• [Material supplied]:
○ ○ ○ ○ ○ ○ ○
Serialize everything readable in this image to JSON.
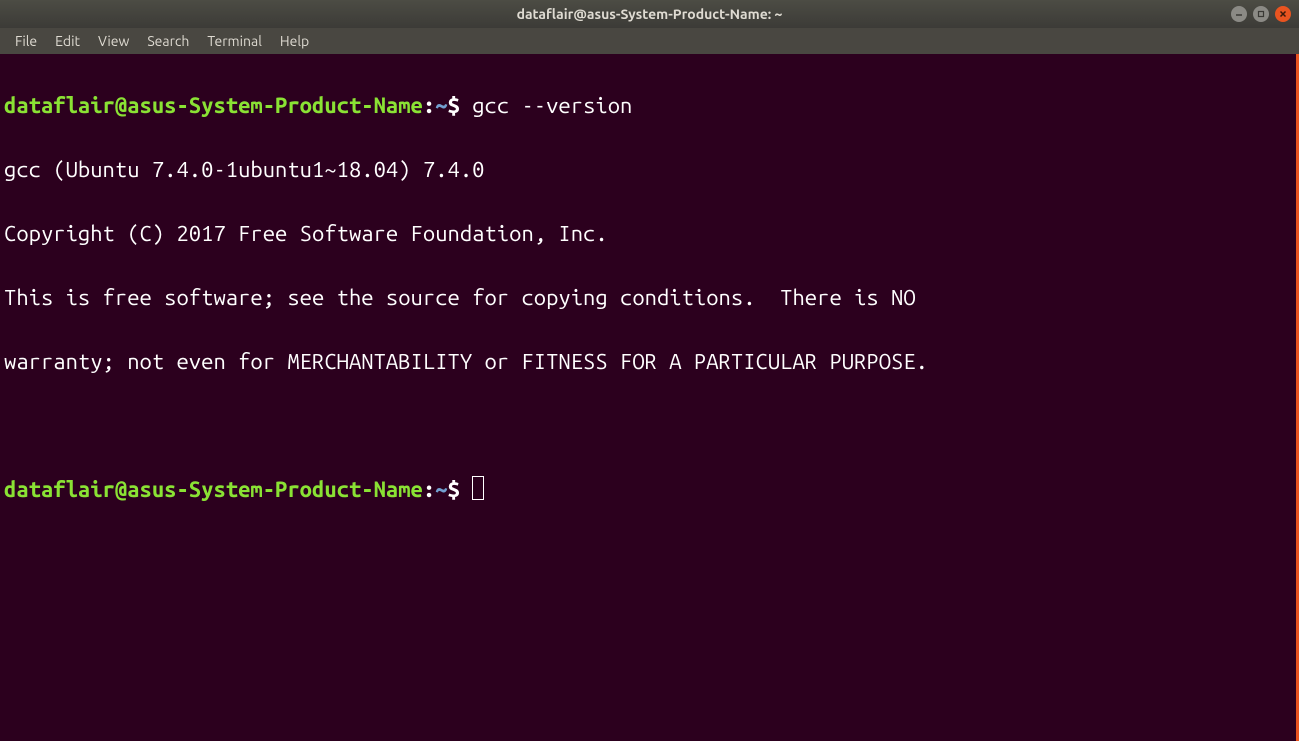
{
  "titlebar": {
    "title": "dataflair@asus-System-Product-Name: ~"
  },
  "menubar": {
    "items": [
      "File",
      "Edit",
      "View",
      "Search",
      "Terminal",
      "Help"
    ]
  },
  "prompt1": {
    "user_host": "dataflair@asus-System-Product-Name",
    "colon": ":",
    "path": "~",
    "dollar": "$ ",
    "command": "gcc --version"
  },
  "output": {
    "line1": "gcc (Ubuntu 7.4.0-1ubuntu1~18.04) 7.4.0",
    "line2": "Copyright (C) 2017 Free Software Foundation, Inc.",
    "line3": "This is free software; see the source for copying conditions.  There is NO",
    "line4": "warranty; not even for MERCHANTABILITY or FITNESS FOR A PARTICULAR PURPOSE."
  },
  "prompt2": {
    "user_host": "dataflair@asus-System-Product-Name",
    "colon": ":",
    "path": "~",
    "dollar": "$ "
  }
}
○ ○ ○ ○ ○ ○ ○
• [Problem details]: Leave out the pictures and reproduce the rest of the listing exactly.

• [Response box]:
Serialize everything readable in this image to JSON.
{
  "titlebar": {
    "title": "dataflair@asus-System-Product-Name: ~"
  },
  "menubar": {
    "items": [
      "File",
      "Edit",
      "View",
      "Search",
      "Terminal",
      "Help"
    ]
  },
  "prompt1": {
    "user_host": "dataflair@asus-System-Product-Name",
    "colon": ":",
    "path": "~",
    "dollar": "$ ",
    "command": "gcc --version"
  },
  "output": {
    "line1": "gcc (Ubuntu 7.4.0-1ubuntu1~18.04) 7.4.0",
    "line2": "Copyright (C) 2017 Free Software Foundation, Inc.",
    "line3": "This is free software; see the source for copying conditions.  There is NO",
    "line4": "warranty; not even for MERCHANTABILITY or FITNESS FOR A PARTICULAR PURPOSE."
  },
  "prompt2": {
    "user_host": "dataflair@asus-System-Product-Name",
    "colon": ":",
    "path": "~",
    "dollar": "$ "
  }
}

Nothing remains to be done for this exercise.